Alyona Romanenko from the town of Lutsk in western Ukraine fell victim to the malfunction while working in a laundrette in Poland’s Lubon. The incident, which took place in December, emerged in the media this week after Romanenko shared her shocking experience in a video released by her husband on YouTube. The transcript of her story was initially published by Volyn24 news.
The woman, who said she came to Poland to work, says the machine she was operating would often break down. She also said she had not received any professional training when she started working there. The only recommendation she was given was to take knotted sheets out of the machine and untie them – advice, she says, that cost her an arm.
On the day of the incident she noticed a knot in the sheets and leaned in to untie them. However, due to glitch, her arm was sucked into the drum of the washing machine. “I screamed very loudly,” said Romanenko, recalling the horrible experience.
Medics arrived in 10-15 minutes and administered anesthetics, but the severe pain just didn’t go away. “The pain was just terrible,” Romanenko says. At that time she realized she had lost part of her arm in the drum, but she was still unable to pull it from the machine.
However, when medics and rescuers were about to cut the machine apart to free the woman, the owner of the laundrette protested – apparently because he did not want to damage the washer. Alyona said she had to wait nearly an hour for workers to open the machine and remove her severely damaged arm.
Medics could not save the woman’s arm and it had to amputated at the elbow. Alyona says she hasn’t received compensation from the laundrette. “They said they would help. But these were just words,” claimed the Ukrainian, who has since undergone several surgical procedures. Management even fired several witnesses, she claimed.
RT has reached out to Alyona’s husband, as well as police in Lutsk and Lubon. They are yet to respond.

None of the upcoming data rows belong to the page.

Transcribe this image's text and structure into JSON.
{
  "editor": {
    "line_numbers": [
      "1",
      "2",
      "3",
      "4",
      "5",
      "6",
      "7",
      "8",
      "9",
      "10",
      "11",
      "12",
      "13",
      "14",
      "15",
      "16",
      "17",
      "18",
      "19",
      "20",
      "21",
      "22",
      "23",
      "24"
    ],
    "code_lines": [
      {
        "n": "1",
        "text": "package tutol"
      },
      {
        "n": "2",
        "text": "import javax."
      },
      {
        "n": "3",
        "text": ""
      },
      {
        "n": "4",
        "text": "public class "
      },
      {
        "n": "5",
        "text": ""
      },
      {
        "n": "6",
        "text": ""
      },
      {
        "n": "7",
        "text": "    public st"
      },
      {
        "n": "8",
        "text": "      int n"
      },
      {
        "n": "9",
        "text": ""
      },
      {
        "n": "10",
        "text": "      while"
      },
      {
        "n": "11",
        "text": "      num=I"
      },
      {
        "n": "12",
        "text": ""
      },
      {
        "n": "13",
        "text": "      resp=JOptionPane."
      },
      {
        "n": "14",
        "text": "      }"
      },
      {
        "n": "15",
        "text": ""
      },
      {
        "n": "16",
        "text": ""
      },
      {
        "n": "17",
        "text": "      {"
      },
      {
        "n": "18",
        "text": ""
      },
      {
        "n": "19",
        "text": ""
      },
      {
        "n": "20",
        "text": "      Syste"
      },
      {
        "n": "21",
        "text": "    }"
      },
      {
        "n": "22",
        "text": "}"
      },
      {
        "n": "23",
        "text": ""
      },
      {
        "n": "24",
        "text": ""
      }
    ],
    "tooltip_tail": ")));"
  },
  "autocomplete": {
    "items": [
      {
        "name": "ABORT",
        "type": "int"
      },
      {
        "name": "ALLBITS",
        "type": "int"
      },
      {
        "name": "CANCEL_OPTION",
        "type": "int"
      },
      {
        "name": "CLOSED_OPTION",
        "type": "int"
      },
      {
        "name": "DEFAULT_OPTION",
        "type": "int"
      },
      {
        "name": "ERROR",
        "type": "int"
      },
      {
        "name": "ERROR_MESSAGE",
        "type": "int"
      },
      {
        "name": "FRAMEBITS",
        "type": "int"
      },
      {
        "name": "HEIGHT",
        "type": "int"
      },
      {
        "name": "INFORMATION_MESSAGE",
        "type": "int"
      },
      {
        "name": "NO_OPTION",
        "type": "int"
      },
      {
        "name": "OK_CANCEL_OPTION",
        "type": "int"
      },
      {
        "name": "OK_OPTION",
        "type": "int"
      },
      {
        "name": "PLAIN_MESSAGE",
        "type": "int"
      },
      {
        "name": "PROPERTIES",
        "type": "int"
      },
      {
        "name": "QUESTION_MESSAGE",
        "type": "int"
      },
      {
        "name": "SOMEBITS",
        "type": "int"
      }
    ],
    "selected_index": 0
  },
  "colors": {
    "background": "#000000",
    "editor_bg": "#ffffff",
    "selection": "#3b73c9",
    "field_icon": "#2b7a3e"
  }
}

Poland, Ukraine’s closest European neighbor, is the destination for many crisis-hit Ukrainians in search of work. Up to two million Ukrainians are now working in Poland, according to Reuters estimates. Earlier in January, Foreign Minister Pavlo Klimkin said that Ukrainians working in Poland are saving the Polish economy.